=== Section Start ===

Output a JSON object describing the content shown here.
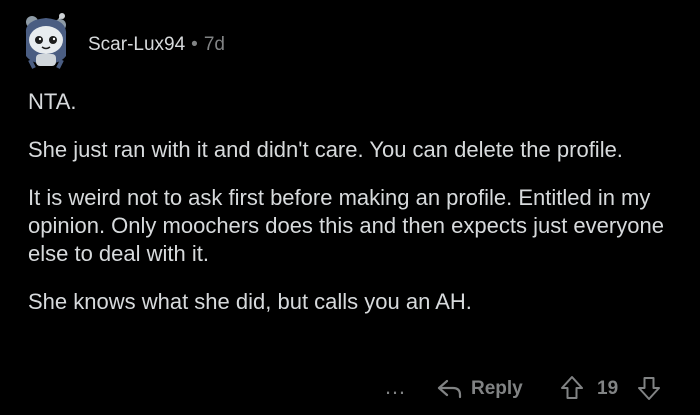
{
  "comment": {
    "username": "Scar-Lux94",
    "separator": "•",
    "age": "7d",
    "paragraphs": [
      "NTA.",
      "She just ran with it and didn't care. You can delete the profile.",
      "It is weird not to ask first before making an profile. Entitled in my opinion. Only moochers does this and then expects just everyone else to deal with it.",
      "She knows what she did, but calls you an AH."
    ]
  },
  "actions": {
    "more_label": "…",
    "reply_label": "Reply",
    "vote_count": "19"
  },
  "icons": {
    "avatar": "snoo-avatar-icon",
    "reply": "reply-arrow-icon",
    "upvote": "upvote-arrow-icon",
    "downvote": "downvote-arrow-icon"
  },
  "colors": {
    "background": "#000000",
    "text": "#d7dadc",
    "muted": "#818384"
  }
}
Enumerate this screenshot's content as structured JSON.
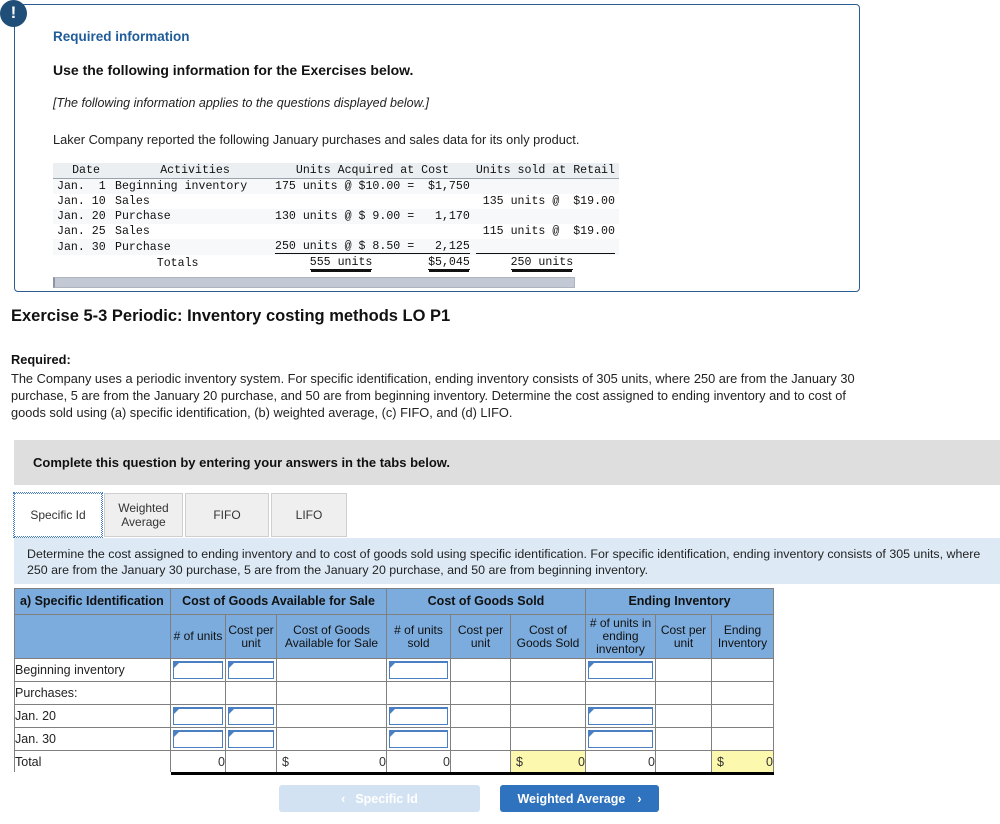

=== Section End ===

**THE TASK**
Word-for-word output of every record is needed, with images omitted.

**EXPECTED ANSWER**
Output a JSON object describing the content shown here.
{
  "comment": {
    "username": "Scar-Lux94",
    "separator": "•",
    "age": "7d",
    "paragraphs": [
      "NTA.",
      "She just ran with it and didn't care. You can delete the profile.",
      "It is weird not to ask first before making an profile. Entitled in my opinion. Only moochers does this and then expects just everyone else to deal with it.",
      "She knows what she did, but calls you an AH."
    ]
  },
  "actions": {
    "more_label": "…",
    "reply_label": "Reply",
    "vote_count": "19"
  },
  "icons": {
    "avatar": "snoo-avatar-icon",
    "reply": "reply-arrow-icon",
    "upvote": "upvote-arrow-icon",
    "downvote": "downvote-arrow-icon"
  },
  "colors": {
    "background": "#000000",
    "text": "#d7dadc",
    "muted": "#818384"
  }
}
Enumerate this screenshot's content as structured JSON.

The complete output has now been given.